  2. ^ Bennett, Stanislav Grof with Hal Zina (2006). The holotropic mind : the three levels of human consciousness and how they shape our lives (1st paperback ed., [Nachdr.] ed.). San Francisco, Calif.: HarperSanFrancisco. p. 38. ISBN 9780062506597. 
  3. ^ Leary, Alan W. Watts ; with a new introduction by Daniel Pinchbeck ; foreword by Timothy; PhD; PhD, Richard Alpert, (2013). The joyous cosmology : adventures in the chemistry of consciousness (Second ed.). p. 15. ISBN 9781608682041. 
  4. ^ Leary, Alan W. Watts ; with a new introduction by Daniel Pinchbeck ; foreword by Timothy; PhD; PhD, Richard Alpert, (2013). The joyous cosmology : adventures in the chemistry of consciousness (Second ed.). p. 44. ISBN 9781608682041. 
  5. ^ Lee, Martin A. (1985). Acid Dreams: The Complete Social History of LSD: The CIA, The Sixties, and Beyond. Grove Press. p. 39. ISBN 0-802-13062-3. 
  6. ^ http://biopark.org/peru/luna-dissertation.html.  Missing or empty |title= (help)

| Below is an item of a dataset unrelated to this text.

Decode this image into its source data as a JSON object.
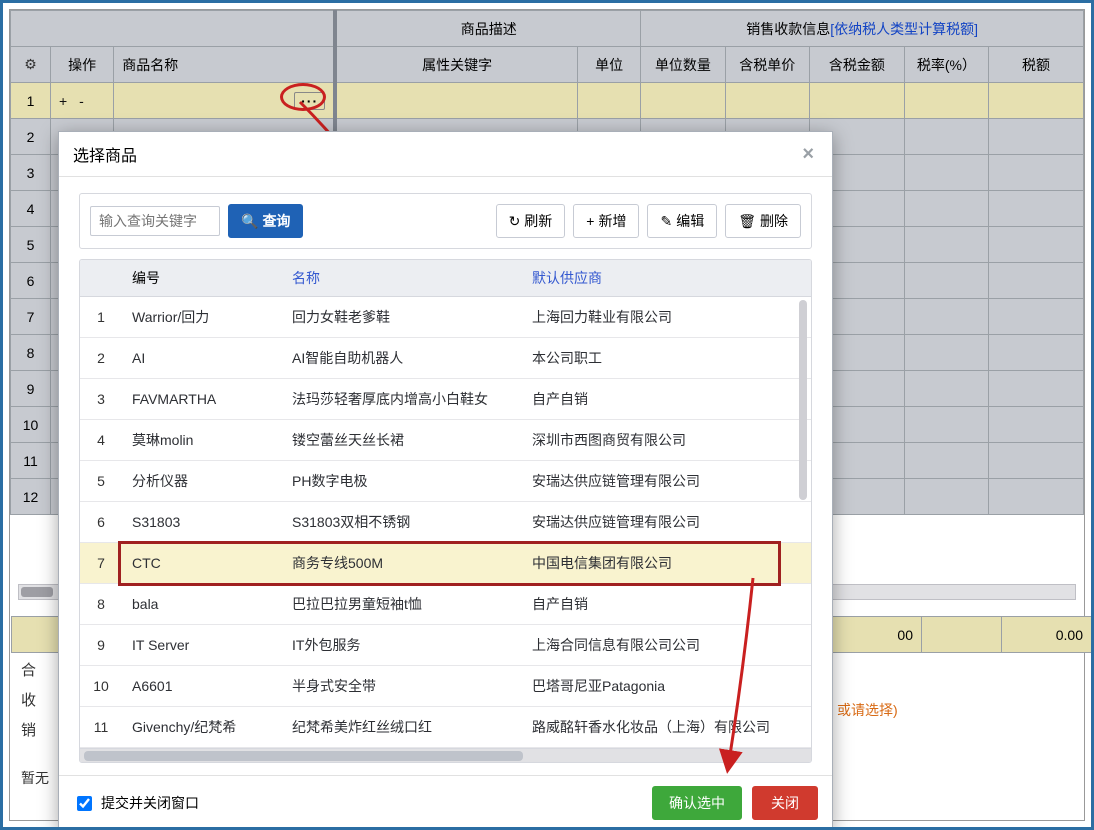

  7. ^ a b c MacLean, Katherine A.; Johnson, Matthew W.; Griffiths, Roland R. (2011). "Mystical experiences occasioned by the hallucinogen psilocybin lead to increases in the personality domain of openness" (PDF). Journal of Psychopharmacology. 25 (11): 1453–1461. doi:10.1177/0269881111420188. Archived from the original (PDF) on 13 October 2013. 
  8. ^ Rätsch, Richard Evans Schultes, Albert Hofmann, Christian (2001). Plants of the gods : their sacred, healing, and hallucinogenic powers (Rev. and expanded ed.). Rochester, Vt.: Healing Arts Press. ISBN 0892819790. 

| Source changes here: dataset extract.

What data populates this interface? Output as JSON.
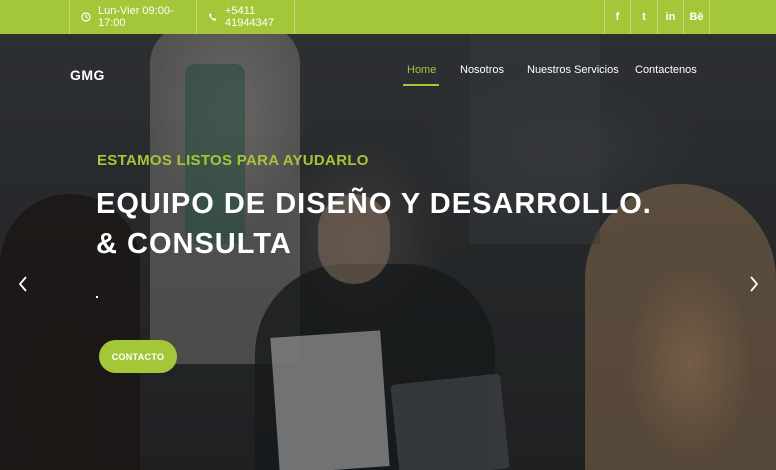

  9. ^ Stanislav Grof, LSD Psychotherapy; passim
  10. ^ a b Huxley, Aldous (1954) The Doors of Perception. Reissue published by HarperCollins: 2004. p. 22-25 ISBN 0-06-059518-3
  11. ^ "A Manual for MDMA-Assisted Psychotherapy in the Treatment of Posttraumatic Stress Disorder" (PDF). Multidisciplinary Association for Psychedelic Studies. 4 January 2013. Retrieved 31 May 2014. 
  12. ^ Sessa, Ben (2015). Psychedelic Drug Treatments. USA: Mercury Learning & Information. p. 60. ISBN 1936420449. 
  13. ^ https://www.erowid.org/culture/characters/osmond_humphry/osmond_humphry.shtml.  Missing or empty |title= (help)
  14. ^ LSD psychotherapy (4th ed.). [Ben Lomond, Calif.?]: Multidisciplinary Association for Psychedelic Studies. 2008. ISBN 0979862205.  |first1= missing |last1= in Authors list (help)
  15. ^ Grof, Stanislav (1976). Realms of the human unconscious : observations from LSD research. New York: Dutton. p. 98. ISBN 0-525-47438-2. 

Further reading[edit]

  • Grinspoon, Lester, & Bakalar, James. B. (Eds.). Psychedelic Reflections. (1983). New York: Human Sciences Press. p. 13-14 ISBN 0-89885-129-7

External links[edit]